This stems from the character of Morph “dying” in the first few episodes, only to show up later, resurrected by Mr. Sinister as his evil henchman. He later rejoins the X-Men, but after realizing that he is affected by some crippling PSTD, leaves the team to be alone. His reappearance near the end of the whole series as a current student of Xavier’s School leaves Morph fans from episode one pleasantly pleased at his story by the end, despite seeing him seemingly die before we even got to a second episode.
6. The complete Phoenix Saga is 9 episodes long – over 10% of the whole series!
The Phoenix Saga is a massive story within X-Men lore and quite possibly the most iconic. The amount of episodes definitely is smaller than the amount of comic issues, but this is the closet adaptation we will ever get of this story in any cinematic form… we all saw how they worked it into the movies; it didn’t end up well.
7. Delving into Professor X and Magneto’s friendship.
Professor X and Magneto get some side stories together that really give you the impression that these two revolutionaries are friends, first and foremost; even the darkest forces could not split up the best of friends. That is not to say Magneto is not a antagonistic adversary for most of the series, but seeing how close these two are gave kids the first glimpse into that anyone can be a good person, even the maddest of men.
8. Not afraid to make viewers dislike our heroes and give them faults.
The series made sure our heroes were not one-dimensional, exploring the wrong had done in the past. From delving into Wolverine killing Lady Deathstrike’s father, Gambit and his thief past, Rogue conflicting with curing herself, Angel’s fall to the dark side (thanks to Apocalypse) where he becomes Archangel; many others have their faults as well. It was great for kids to see that even with mistakes and wrong doings, anyone can be a hero.
9. One could almost say X-Men: The Last Stand is loosely X-Men: The Animated Series, the movie.
The third film of the X-Men franchise heavily explores The Phoenix Saga, a sizable part of this series, but this series also was the first time we saw the mutant cure as a viable option. Despite being very different (Rogue wanting the cure? Really), we got to see Leech a lot, who was the catalyst for the cure in the film. So much of the important plots for X-Men: The Last Stand are what made this series great. Too bad those amazing stories didn’t keep the film from sucking.
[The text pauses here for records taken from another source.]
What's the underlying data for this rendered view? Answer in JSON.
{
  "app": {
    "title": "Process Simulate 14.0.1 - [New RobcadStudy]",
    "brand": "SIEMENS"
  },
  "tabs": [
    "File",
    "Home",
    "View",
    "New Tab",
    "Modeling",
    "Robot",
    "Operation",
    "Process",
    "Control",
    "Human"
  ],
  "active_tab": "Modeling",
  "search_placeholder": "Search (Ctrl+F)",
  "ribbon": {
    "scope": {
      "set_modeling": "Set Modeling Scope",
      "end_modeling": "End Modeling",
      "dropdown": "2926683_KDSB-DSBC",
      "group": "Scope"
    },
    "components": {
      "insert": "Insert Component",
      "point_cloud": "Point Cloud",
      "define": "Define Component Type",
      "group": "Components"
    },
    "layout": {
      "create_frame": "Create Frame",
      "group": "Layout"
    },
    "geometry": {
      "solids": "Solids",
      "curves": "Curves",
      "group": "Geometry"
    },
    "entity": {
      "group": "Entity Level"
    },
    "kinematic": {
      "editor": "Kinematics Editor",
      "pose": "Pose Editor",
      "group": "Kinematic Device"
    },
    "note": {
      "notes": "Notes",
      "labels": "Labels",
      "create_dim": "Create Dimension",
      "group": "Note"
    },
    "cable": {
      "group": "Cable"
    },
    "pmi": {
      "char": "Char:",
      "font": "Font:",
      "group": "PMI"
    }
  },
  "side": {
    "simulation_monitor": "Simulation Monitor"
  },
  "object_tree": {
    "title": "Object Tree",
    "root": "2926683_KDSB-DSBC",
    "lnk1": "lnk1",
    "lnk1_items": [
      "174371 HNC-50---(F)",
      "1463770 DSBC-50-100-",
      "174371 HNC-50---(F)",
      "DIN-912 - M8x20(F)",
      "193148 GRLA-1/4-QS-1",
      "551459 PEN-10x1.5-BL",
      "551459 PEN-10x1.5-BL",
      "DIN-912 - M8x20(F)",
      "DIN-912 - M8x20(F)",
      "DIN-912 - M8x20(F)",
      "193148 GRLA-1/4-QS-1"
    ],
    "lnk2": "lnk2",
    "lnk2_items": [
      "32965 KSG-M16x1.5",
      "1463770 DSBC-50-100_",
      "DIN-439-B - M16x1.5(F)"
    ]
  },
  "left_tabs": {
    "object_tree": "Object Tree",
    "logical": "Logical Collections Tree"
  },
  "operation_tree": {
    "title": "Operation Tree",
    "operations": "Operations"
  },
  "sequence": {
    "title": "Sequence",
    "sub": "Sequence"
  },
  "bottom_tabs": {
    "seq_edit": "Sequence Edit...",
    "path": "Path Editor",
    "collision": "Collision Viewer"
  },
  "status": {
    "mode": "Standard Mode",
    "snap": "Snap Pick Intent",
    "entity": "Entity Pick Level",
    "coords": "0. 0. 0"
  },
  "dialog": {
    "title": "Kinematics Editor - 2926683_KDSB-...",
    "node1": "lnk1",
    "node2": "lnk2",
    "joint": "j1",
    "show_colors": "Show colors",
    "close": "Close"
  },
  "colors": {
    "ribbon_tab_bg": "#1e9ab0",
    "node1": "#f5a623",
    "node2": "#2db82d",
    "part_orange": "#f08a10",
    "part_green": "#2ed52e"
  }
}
10. A kid’s show filled with diversity and meaning.
Science-Fiction and fantasy are usually well-known for diversity, but the X-Men are the team in comics and cinema that pioneered it. Storm, who is second in command after Cyclops in most incarnations, was one of the first main members of any team to be African-American, let alone a female African American. The X-Men saw people of all backgrounds across the entire United States; not only this, but with the addition of Colossus, Nightcrawler, Banshee, Shadow King, Silver Samurai, and many more, fans got to see all parts of the world represented in a mere 47 episodes. While some of these characters may be evil, this series never strayed from this fact: we are all equal no matter what our differences. If that isn’t the best message for an action cartoon, I don’t know what is.
Bonus: The X-Men Theme Song
Of all the classic TV show theme songs to make it out of the 90’s, there are few that have had the longevity of the X-Men series. If ringtone’s were a thing in 1992, this jam would have set the record. It’s probably stuck in your head right now, isn’t it? Diddly-diddly-DOO-do-do-do, Diddly-diddly-DOO-do-do-doon, DEE doon- Doot-DO. Or something like that… Anyway, you can thank Ron Wasserman for that. Wasserman is also responsible for the Mighty Morphin’ Power Rangers‘ theme, and a ton of other Power Rangers, Dragon Ball Z, and VR Troopers stuff. If you had two ears connected to a brain in the 90’s, you know his work.